SOURCE MATERIAL:
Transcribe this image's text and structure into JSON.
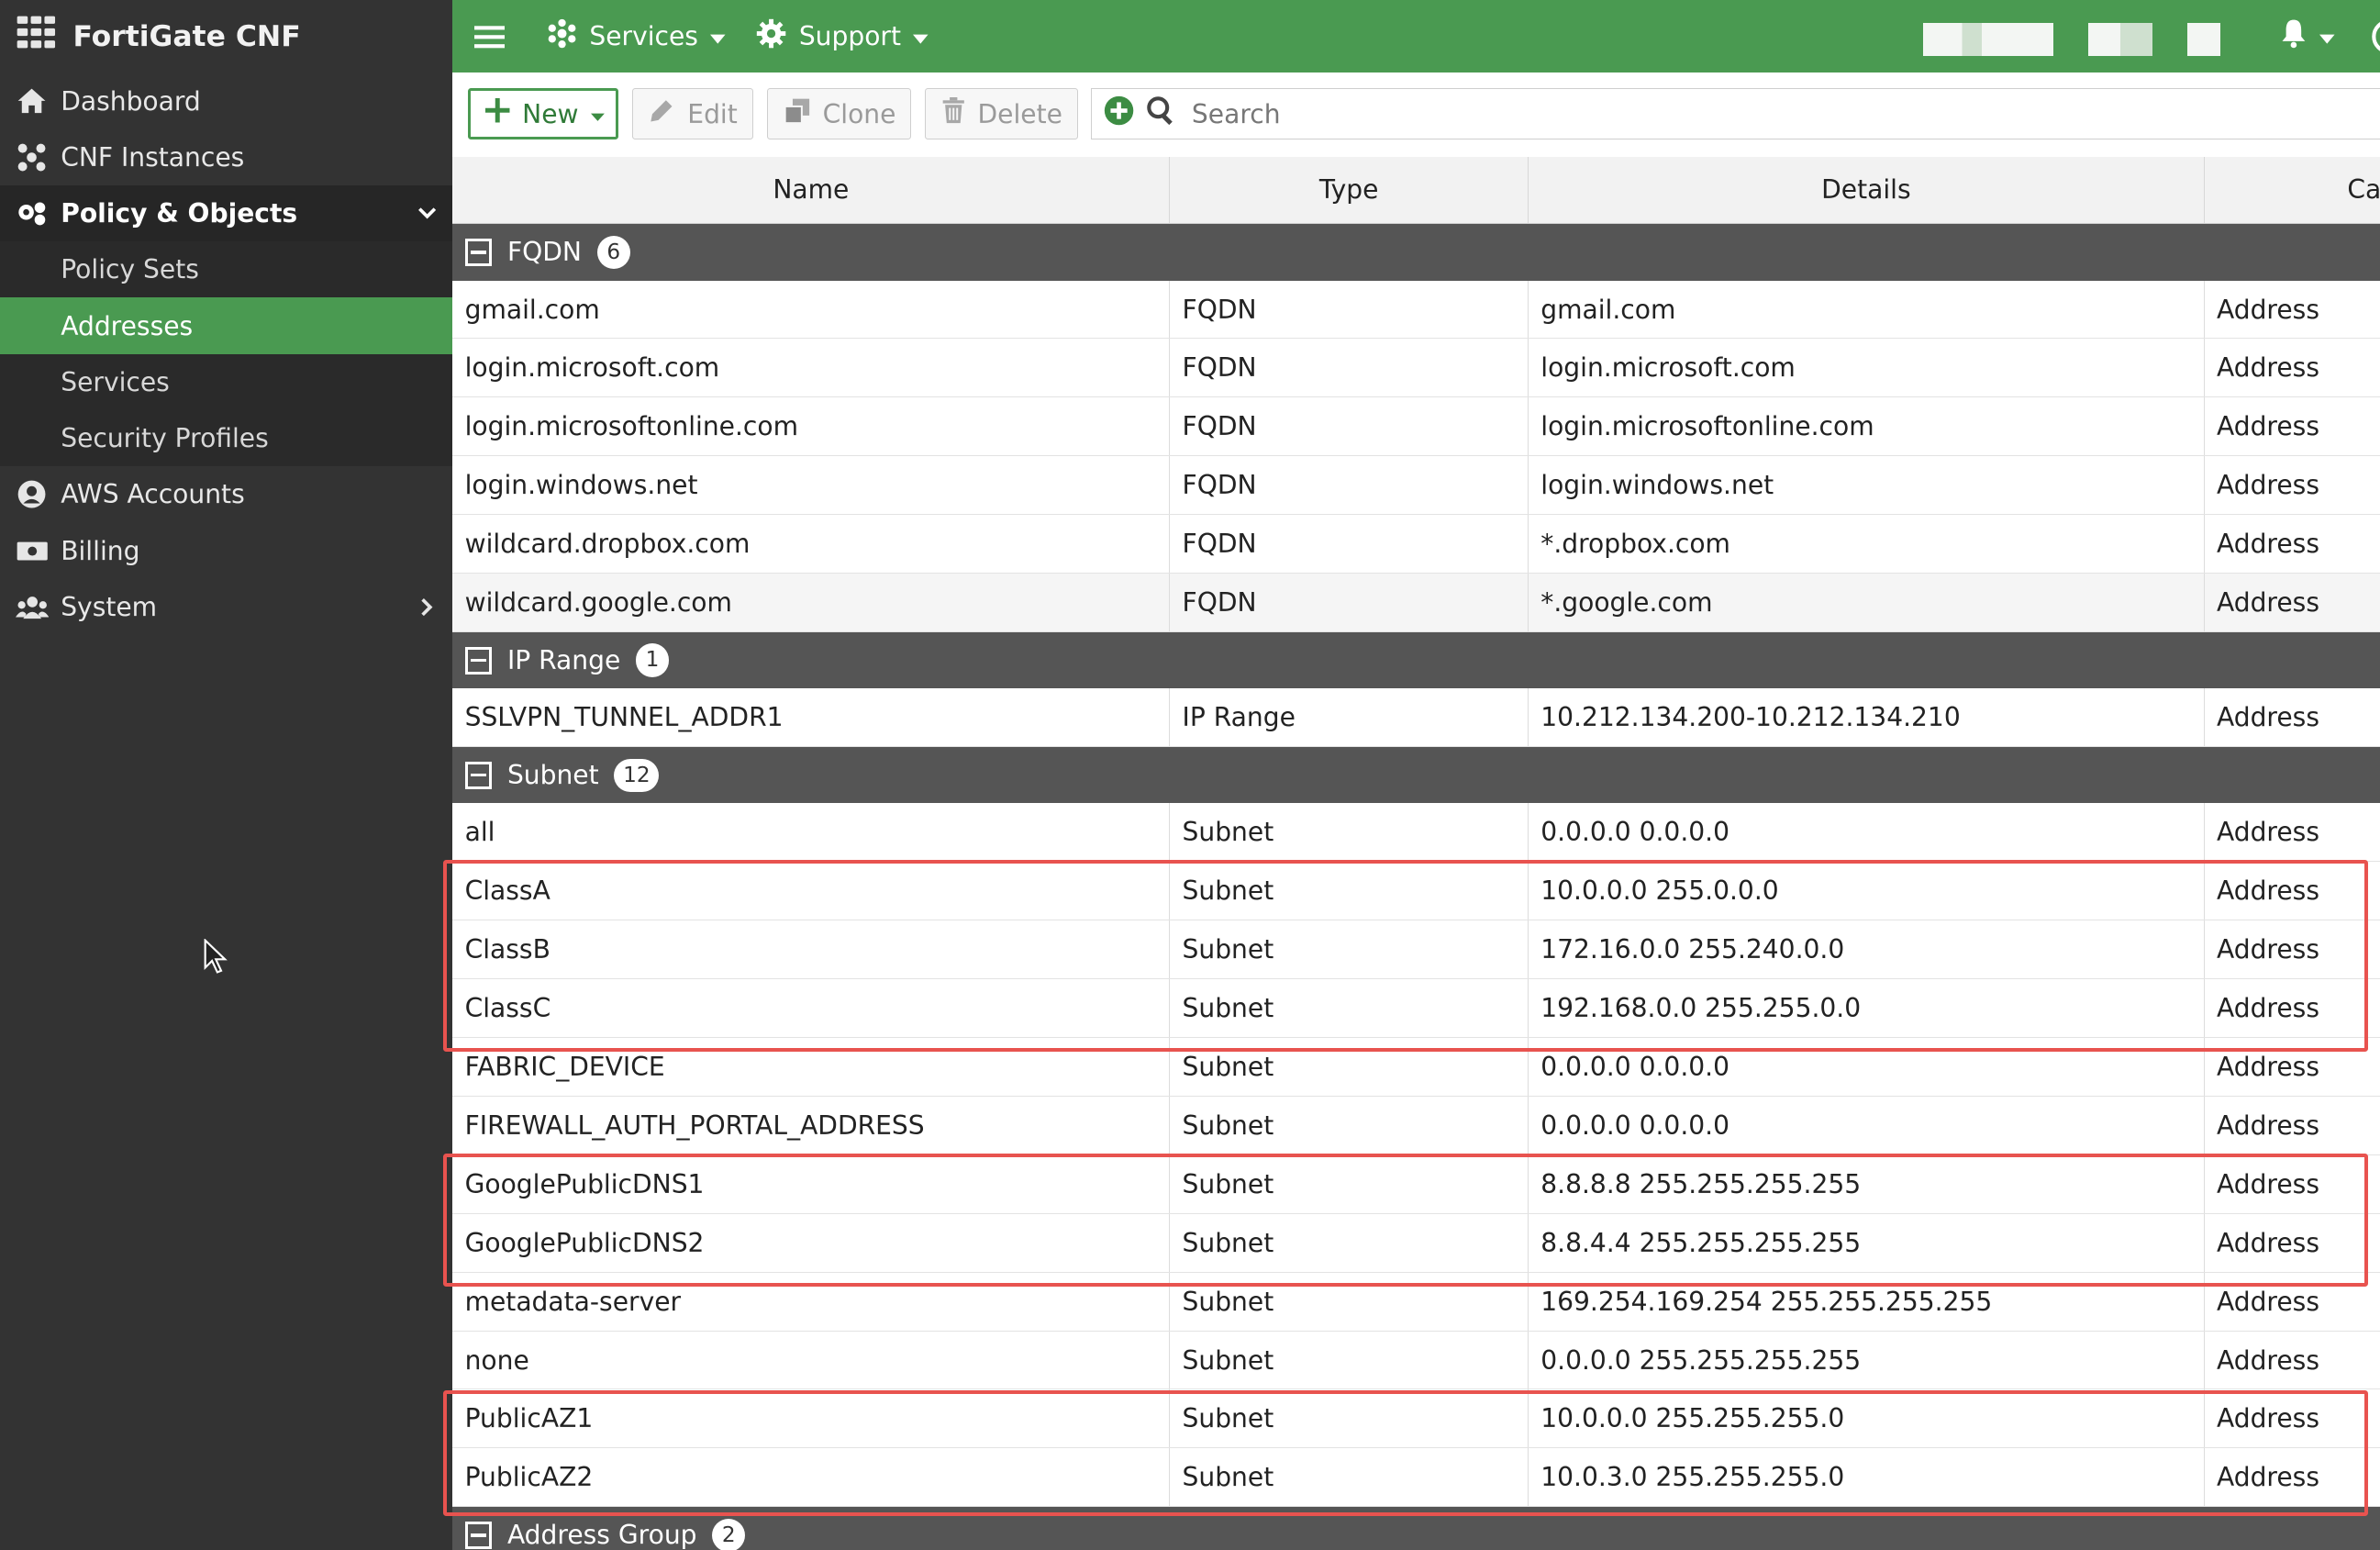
{
  "brand": {
    "title": "FortiGate CNF"
  },
  "sidebar": {
    "items": [
      {
        "label": "Dashboard",
        "icon": "home-icon"
      },
      {
        "label": "CNF Instances",
        "icon": "instances-icon"
      },
      {
        "label": "Policy & Objects",
        "icon": "policy-icon",
        "expanded": true
      },
      {
        "label": "AWS Accounts",
        "icon": "user-circle-icon"
      },
      {
        "label": "Billing",
        "icon": "billing-icon"
      },
      {
        "label": "System",
        "icon": "users-icon"
      }
    ],
    "sub_items": [
      {
        "label": "Policy Sets"
      },
      {
        "label": "Addresses",
        "selected": true
      },
      {
        "label": "Services"
      },
      {
        "label": "Security Profiles"
      }
    ]
  },
  "topbar": {
    "services_label": "Services",
    "support_label": "Support"
  },
  "toolbar": {
    "new_label": "New",
    "edit_label": "Edit",
    "clone_label": "Clone",
    "delete_label": "Delete",
    "search_placeholder": "Search"
  },
  "table": {
    "headers": [
      "Name",
      "Type",
      "Details",
      "Ca"
    ],
    "groups": [
      {
        "label": "FQDN",
        "count": "6"
      },
      {
        "label": "IP Range",
        "count": "1"
      },
      {
        "label": "Subnet",
        "count": "12"
      },
      {
        "label": "Address Group",
        "count": "2"
      }
    ],
    "fqdn_rows": [
      [
        "gmail.com",
        "FQDN",
        "gmail.com",
        "Address"
      ],
      [
        "login.microsoft.com",
        "FQDN",
        "login.microsoft.com",
        "Address"
      ],
      [
        "login.microsoftonline.com",
        "FQDN",
        "login.microsoftonline.com",
        "Address"
      ],
      [
        "login.windows.net",
        "FQDN",
        "login.windows.net",
        "Address"
      ],
      [
        "wildcard.dropbox.com",
        "FQDN",
        "*.dropbox.com",
        "Address"
      ],
      [
        "wildcard.google.com",
        "FQDN",
        "*.google.com",
        "Address"
      ]
    ],
    "iprange_rows": [
      [
        "SSLVPN_TUNNEL_ADDR1",
        "IP Range",
        "10.212.134.200-10.212.134.210",
        "Address"
      ]
    ],
    "subnet_rows": [
      [
        "all",
        "Subnet",
        "0.0.0.0 0.0.0.0",
        "Address"
      ],
      [
        "ClassA",
        "Subnet",
        "10.0.0.0 255.0.0.0",
        "Address"
      ],
      [
        "ClassB",
        "Subnet",
        "172.16.0.0 255.240.0.0",
        "Address"
      ],
      [
        "ClassC",
        "Subnet",
        "192.168.0.0 255.255.0.0",
        "Address"
      ],
      [
        "FABRIC_DEVICE",
        "Subnet",
        "0.0.0.0 0.0.0.0",
        "Address"
      ],
      [
        "FIREWALL_AUTH_PORTAL_ADDRESS",
        "Subnet",
        "0.0.0.0 0.0.0.0",
        "Address"
      ],
      [
        "GooglePublicDNS1",
        "Subnet",
        "8.8.8.8 255.255.255.255",
        "Address"
      ],
      [
        "GooglePublicDNS2",
        "Subnet",
        "8.8.4.4 255.255.255.255",
        "Address"
      ],
      [
        "metadata-server",
        "Subnet",
        "169.254.169.254 255.255.255.255",
        "Address"
      ],
      [
        "none",
        "Subnet",
        "0.0.0.0 255.255.255.255",
        "Address"
      ],
      [
        "PublicAZ1",
        "Subnet",
        "10.0.0.0 255.255.255.0",
        "Address"
      ],
      [
        "PublicAZ2",
        "Subnet",
        "10.0.3.0 255.255.255.0",
        "Address"
      ]
    ]
  },
  "colors": {
    "accent": "#4a9a51",
    "sidebar_bg": "#333333",
    "group_bg": "#555555",
    "highlight": "#e8534f"
  }
}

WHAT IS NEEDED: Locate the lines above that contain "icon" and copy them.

RESPONSE:
        "icon": "home-icon"
        "icon": "instances-icon"
        "icon": "policy-icon",
        "icon": "user-circle-icon"
        "icon": "billing-icon"
        "icon": "users-icon"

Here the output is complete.